• Task prompt: Exact copies of the lines below are the goal; any images in them are dropped.

• Task input:
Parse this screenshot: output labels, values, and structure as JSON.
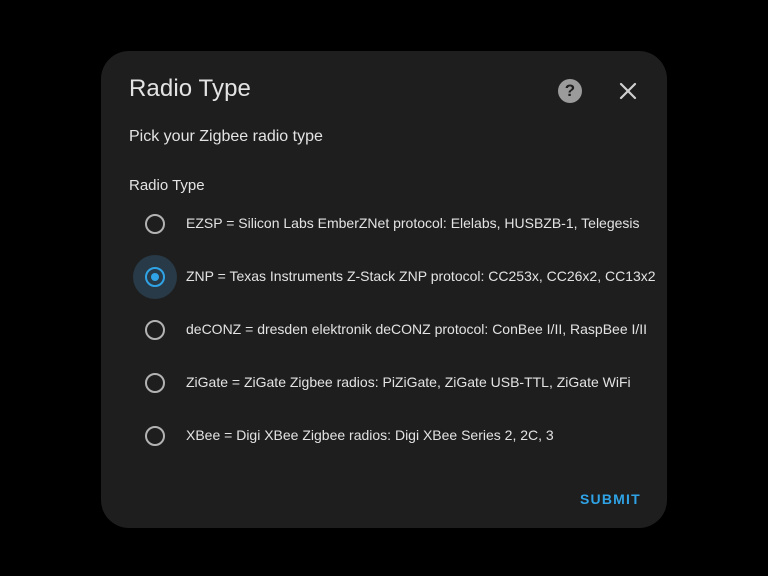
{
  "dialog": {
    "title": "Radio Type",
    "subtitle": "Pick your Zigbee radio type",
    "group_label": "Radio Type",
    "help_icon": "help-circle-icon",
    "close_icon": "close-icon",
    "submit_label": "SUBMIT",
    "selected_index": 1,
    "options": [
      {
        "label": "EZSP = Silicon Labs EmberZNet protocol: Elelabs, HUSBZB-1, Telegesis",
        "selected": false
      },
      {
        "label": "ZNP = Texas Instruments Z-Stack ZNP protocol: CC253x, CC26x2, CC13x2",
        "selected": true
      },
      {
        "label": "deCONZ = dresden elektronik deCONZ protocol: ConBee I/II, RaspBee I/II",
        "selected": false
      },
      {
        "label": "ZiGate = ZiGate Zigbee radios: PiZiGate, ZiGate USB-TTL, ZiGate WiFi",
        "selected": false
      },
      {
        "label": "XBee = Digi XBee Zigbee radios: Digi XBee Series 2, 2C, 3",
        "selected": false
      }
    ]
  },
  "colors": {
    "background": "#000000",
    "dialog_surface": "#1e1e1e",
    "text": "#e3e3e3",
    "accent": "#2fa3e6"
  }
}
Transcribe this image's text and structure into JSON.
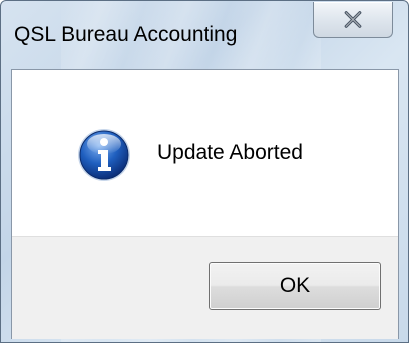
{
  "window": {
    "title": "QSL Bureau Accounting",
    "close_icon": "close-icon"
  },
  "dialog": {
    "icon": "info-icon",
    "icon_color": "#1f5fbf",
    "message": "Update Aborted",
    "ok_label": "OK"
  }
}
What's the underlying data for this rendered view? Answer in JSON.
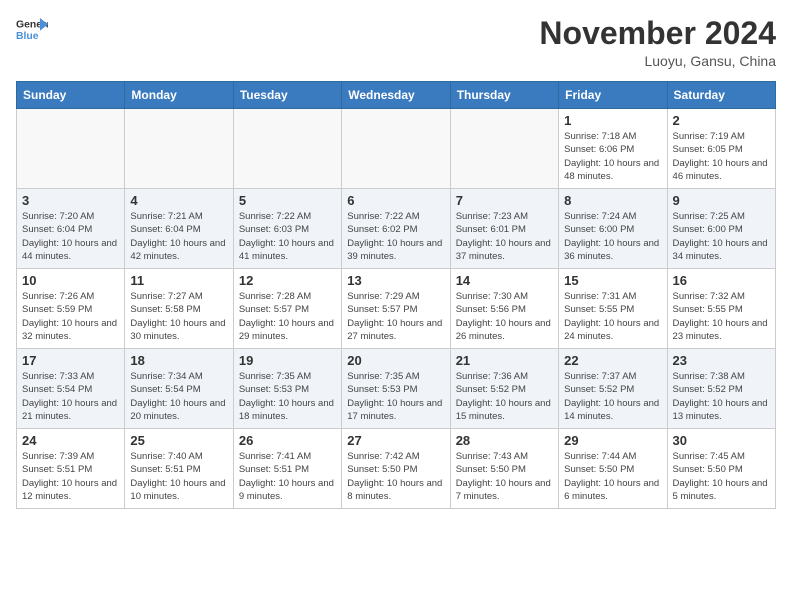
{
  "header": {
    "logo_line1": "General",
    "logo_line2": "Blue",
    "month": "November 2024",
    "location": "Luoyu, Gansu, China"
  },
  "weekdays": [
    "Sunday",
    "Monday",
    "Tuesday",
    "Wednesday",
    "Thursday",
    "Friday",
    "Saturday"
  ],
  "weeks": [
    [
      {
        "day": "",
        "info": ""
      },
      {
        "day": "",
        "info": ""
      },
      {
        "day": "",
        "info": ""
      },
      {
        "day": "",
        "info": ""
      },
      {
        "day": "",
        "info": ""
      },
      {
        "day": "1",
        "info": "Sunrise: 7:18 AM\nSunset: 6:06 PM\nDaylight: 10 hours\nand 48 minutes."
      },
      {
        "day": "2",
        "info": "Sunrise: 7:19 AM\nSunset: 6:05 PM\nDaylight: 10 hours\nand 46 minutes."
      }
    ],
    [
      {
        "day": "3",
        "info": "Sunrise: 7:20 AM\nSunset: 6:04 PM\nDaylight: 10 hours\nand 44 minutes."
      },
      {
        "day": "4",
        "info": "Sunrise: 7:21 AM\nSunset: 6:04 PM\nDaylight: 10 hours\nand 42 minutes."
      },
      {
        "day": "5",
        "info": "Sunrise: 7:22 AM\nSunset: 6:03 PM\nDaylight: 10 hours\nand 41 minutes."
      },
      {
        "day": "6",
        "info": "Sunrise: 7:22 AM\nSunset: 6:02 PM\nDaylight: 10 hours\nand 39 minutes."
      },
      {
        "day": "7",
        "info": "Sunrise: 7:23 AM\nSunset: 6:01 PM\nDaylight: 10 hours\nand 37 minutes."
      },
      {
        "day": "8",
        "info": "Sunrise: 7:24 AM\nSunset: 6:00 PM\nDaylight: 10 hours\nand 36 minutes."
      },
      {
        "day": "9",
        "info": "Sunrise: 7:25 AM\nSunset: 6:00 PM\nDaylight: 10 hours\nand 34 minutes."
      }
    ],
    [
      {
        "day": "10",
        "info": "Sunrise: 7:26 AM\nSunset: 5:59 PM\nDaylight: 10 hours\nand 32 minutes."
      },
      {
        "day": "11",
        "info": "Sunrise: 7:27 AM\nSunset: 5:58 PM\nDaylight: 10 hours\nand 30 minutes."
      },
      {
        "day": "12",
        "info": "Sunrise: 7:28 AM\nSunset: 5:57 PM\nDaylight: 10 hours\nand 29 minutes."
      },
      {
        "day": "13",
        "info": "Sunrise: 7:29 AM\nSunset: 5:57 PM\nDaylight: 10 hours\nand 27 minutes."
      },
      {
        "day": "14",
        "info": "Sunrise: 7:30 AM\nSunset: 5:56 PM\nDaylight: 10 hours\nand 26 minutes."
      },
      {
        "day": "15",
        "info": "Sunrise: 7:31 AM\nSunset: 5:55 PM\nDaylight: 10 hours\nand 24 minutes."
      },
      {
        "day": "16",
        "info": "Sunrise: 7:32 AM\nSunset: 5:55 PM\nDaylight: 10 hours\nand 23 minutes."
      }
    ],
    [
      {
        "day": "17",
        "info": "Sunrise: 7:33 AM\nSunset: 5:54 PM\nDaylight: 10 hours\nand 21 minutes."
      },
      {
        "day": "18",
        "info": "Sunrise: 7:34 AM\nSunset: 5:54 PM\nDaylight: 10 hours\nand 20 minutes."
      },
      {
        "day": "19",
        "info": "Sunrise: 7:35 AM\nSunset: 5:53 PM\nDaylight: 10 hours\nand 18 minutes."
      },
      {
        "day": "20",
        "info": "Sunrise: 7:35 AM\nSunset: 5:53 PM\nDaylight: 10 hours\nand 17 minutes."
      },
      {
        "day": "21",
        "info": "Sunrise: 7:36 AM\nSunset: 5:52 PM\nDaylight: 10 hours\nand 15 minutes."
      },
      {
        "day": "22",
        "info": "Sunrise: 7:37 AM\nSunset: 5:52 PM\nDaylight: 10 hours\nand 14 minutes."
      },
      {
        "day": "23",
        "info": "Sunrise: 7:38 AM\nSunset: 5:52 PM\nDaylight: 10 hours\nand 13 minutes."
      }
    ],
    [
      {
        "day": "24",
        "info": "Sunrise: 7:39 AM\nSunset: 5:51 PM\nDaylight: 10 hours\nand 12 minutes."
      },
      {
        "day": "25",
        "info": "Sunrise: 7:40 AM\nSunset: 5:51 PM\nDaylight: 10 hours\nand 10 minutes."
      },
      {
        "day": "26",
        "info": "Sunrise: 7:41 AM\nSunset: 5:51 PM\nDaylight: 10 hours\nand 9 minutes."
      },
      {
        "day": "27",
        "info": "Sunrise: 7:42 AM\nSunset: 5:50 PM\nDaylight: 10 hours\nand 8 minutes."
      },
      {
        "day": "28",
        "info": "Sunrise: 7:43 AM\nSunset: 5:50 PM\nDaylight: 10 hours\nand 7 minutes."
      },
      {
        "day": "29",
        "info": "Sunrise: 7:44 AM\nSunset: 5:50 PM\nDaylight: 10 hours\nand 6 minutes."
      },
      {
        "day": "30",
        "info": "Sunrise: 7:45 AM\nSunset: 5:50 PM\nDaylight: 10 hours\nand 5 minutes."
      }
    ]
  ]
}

• Answer space:
Parse this screenshot: output labels, values, and structure as JSON.
{
  "dialog": {
    "title": "Radio Type",
    "subtitle": "Pick your Zigbee radio type",
    "group_label": "Radio Type",
    "help_icon": "help-circle-icon",
    "close_icon": "close-icon",
    "submit_label": "SUBMIT",
    "selected_index": 1,
    "options": [
      {
        "label": "EZSP = Silicon Labs EmberZNet protocol: Elelabs, HUSBZB-1, Telegesis",
        "selected": false
      },
      {
        "label": "ZNP = Texas Instruments Z-Stack ZNP protocol: CC253x, CC26x2, CC13x2",
        "selected": true
      },
      {
        "label": "deCONZ = dresden elektronik deCONZ protocol: ConBee I/II, RaspBee I/II",
        "selected": false
      },
      {
        "label": "ZiGate = ZiGate Zigbee radios: PiZiGate, ZiGate USB-TTL, ZiGate WiFi",
        "selected": false
      },
      {
        "label": "XBee = Digi XBee Zigbee radios: Digi XBee Series 2, 2C, 3",
        "selected": false
      }
    ]
  },
  "colors": {
    "background": "#000000",
    "dialog_surface": "#1e1e1e",
    "text": "#e3e3e3",
    "accent": "#2fa3e6"
  }
}
Transcribe this image's text and structure into JSON.
{
  "window": {
    "title": "QSL Bureau Accounting",
    "close_icon": "close-icon"
  },
  "dialog": {
    "icon": "info-icon",
    "icon_color": "#1f5fbf",
    "message": "Update Aborted",
    "ok_label": "OK"
  }
}
What's the underlying data for this rendered view? Answer in JSON.
{
  "header": {
    "logo_line1": "General",
    "logo_line2": "Blue",
    "month": "November 2024",
    "location": "Luoyu, Gansu, China"
  },
  "weekdays": [
    "Sunday",
    "Monday",
    "Tuesday",
    "Wednesday",
    "Thursday",
    "Friday",
    "Saturday"
  ],
  "weeks": [
    [
      {
        "day": "",
        "info": ""
      },
      {
        "day": "",
        "info": ""
      },
      {
        "day": "",
        "info": ""
      },
      {
        "day": "",
        "info": ""
      },
      {
        "day": "",
        "info": ""
      },
      {
        "day": "1",
        "info": "Sunrise: 7:18 AM\nSunset: 6:06 PM\nDaylight: 10 hours\nand 48 minutes."
      },
      {
        "day": "2",
        "info": "Sunrise: 7:19 AM\nSunset: 6:05 PM\nDaylight: 10 hours\nand 46 minutes."
      }
    ],
    [
      {
        "day": "3",
        "info": "Sunrise: 7:20 AM\nSunset: 6:04 PM\nDaylight: 10 hours\nand 44 minutes."
      },
      {
        "day": "4",
        "info": "Sunrise: 7:21 AM\nSunset: 6:04 PM\nDaylight: 10 hours\nand 42 minutes."
      },
      {
        "day": "5",
        "info": "Sunrise: 7:22 AM\nSunset: 6:03 PM\nDaylight: 10 hours\nand 41 minutes."
      },
      {
        "day": "6",
        "info": "Sunrise: 7:22 AM\nSunset: 6:02 PM\nDaylight: 10 hours\nand 39 minutes."
      },
      {
        "day": "7",
        "info": "Sunrise: 7:23 AM\nSunset: 6:01 PM\nDaylight: 10 hours\nand 37 minutes."
      },
      {
        "day": "8",
        "info": "Sunrise: 7:24 AM\nSunset: 6:00 PM\nDaylight: 10 hours\nand 36 minutes."
      },
      {
        "day": "9",
        "info": "Sunrise: 7:25 AM\nSunset: 6:00 PM\nDaylight: 10 hours\nand 34 minutes."
      }
    ],
    [
      {
        "day": "10",
        "info": "Sunrise: 7:26 AM\nSunset: 5:59 PM\nDaylight: 10 hours\nand 32 minutes."
      },
      {
        "day": "11",
        "info": "Sunrise: 7:27 AM\nSunset: 5:58 PM\nDaylight: 10 hours\nand 30 minutes."
      },
      {
        "day": "12",
        "info": "Sunrise: 7:28 AM\nSunset: 5:57 PM\nDaylight: 10 hours\nand 29 minutes."
      },
      {
        "day": "13",
        "info": "Sunrise: 7:29 AM\nSunset: 5:57 PM\nDaylight: 10 hours\nand 27 minutes."
      },
      {
        "day": "14",
        "info": "Sunrise: 7:30 AM\nSunset: 5:56 PM\nDaylight: 10 hours\nand 26 minutes."
      },
      {
        "day": "15",
        "info": "Sunrise: 7:31 AM\nSunset: 5:55 PM\nDaylight: 10 hours\nand 24 minutes."
      },
      {
        "day": "16",
        "info": "Sunrise: 7:32 AM\nSunset: 5:55 PM\nDaylight: 10 hours\nand 23 minutes."
      }
    ],
    [
      {
        "day": "17",
        "info": "Sunrise: 7:33 AM\nSunset: 5:54 PM\nDaylight: 10 hours\nand 21 minutes."
      },
      {
        "day": "18",
        "info": "Sunrise: 7:34 AM\nSunset: 5:54 PM\nDaylight: 10 hours\nand 20 minutes."
      },
      {
        "day": "19",
        "info": "Sunrise: 7:35 AM\nSunset: 5:53 PM\nDaylight: 10 hours\nand 18 minutes."
      },
      {
        "day": "20",
        "info": "Sunrise: 7:35 AM\nSunset: 5:53 PM\nDaylight: 10 hours\nand 17 minutes."
      },
      {
        "day": "21",
        "info": "Sunrise: 7:36 AM\nSunset: 5:52 PM\nDaylight: 10 hours\nand 15 minutes."
      },
      {
        "day": "22",
        "info": "Sunrise: 7:37 AM\nSunset: 5:52 PM\nDaylight: 10 hours\nand 14 minutes."
      },
      {
        "day": "23",
        "info": "Sunrise: 7:38 AM\nSunset: 5:52 PM\nDaylight: 10 hours\nand 13 minutes."
      }
    ],
    [
      {
        "day": "24",
        "info": "Sunrise: 7:39 AM\nSunset: 5:51 PM\nDaylight: 10 hours\nand 12 minutes."
      },
      {
        "day": "25",
        "info": "Sunrise: 7:40 AM\nSunset: 5:51 PM\nDaylight: 10 hours\nand 10 minutes."
      },
      {
        "day": "26",
        "info": "Sunrise: 7:41 AM\nSunset: 5:51 PM\nDaylight: 10 hours\nand 9 minutes."
      },
      {
        "day": "27",
        "info": "Sunrise: 7:42 AM\nSunset: 5:50 PM\nDaylight: 10 hours\nand 8 minutes."
      },
      {
        "day": "28",
        "info": "Sunrise: 7:43 AM\nSunset: 5:50 PM\nDaylight: 10 hours\nand 7 minutes."
      },
      {
        "day": "29",
        "info": "Sunrise: 7:44 AM\nSunset: 5:50 PM\nDaylight: 10 hours\nand 6 minutes."
      },
      {
        "day": "30",
        "info": "Sunrise: 7:45 AM\nSunset: 5:50 PM\nDaylight: 10 hours\nand 5 minutes."
      }
    ]
  ]
}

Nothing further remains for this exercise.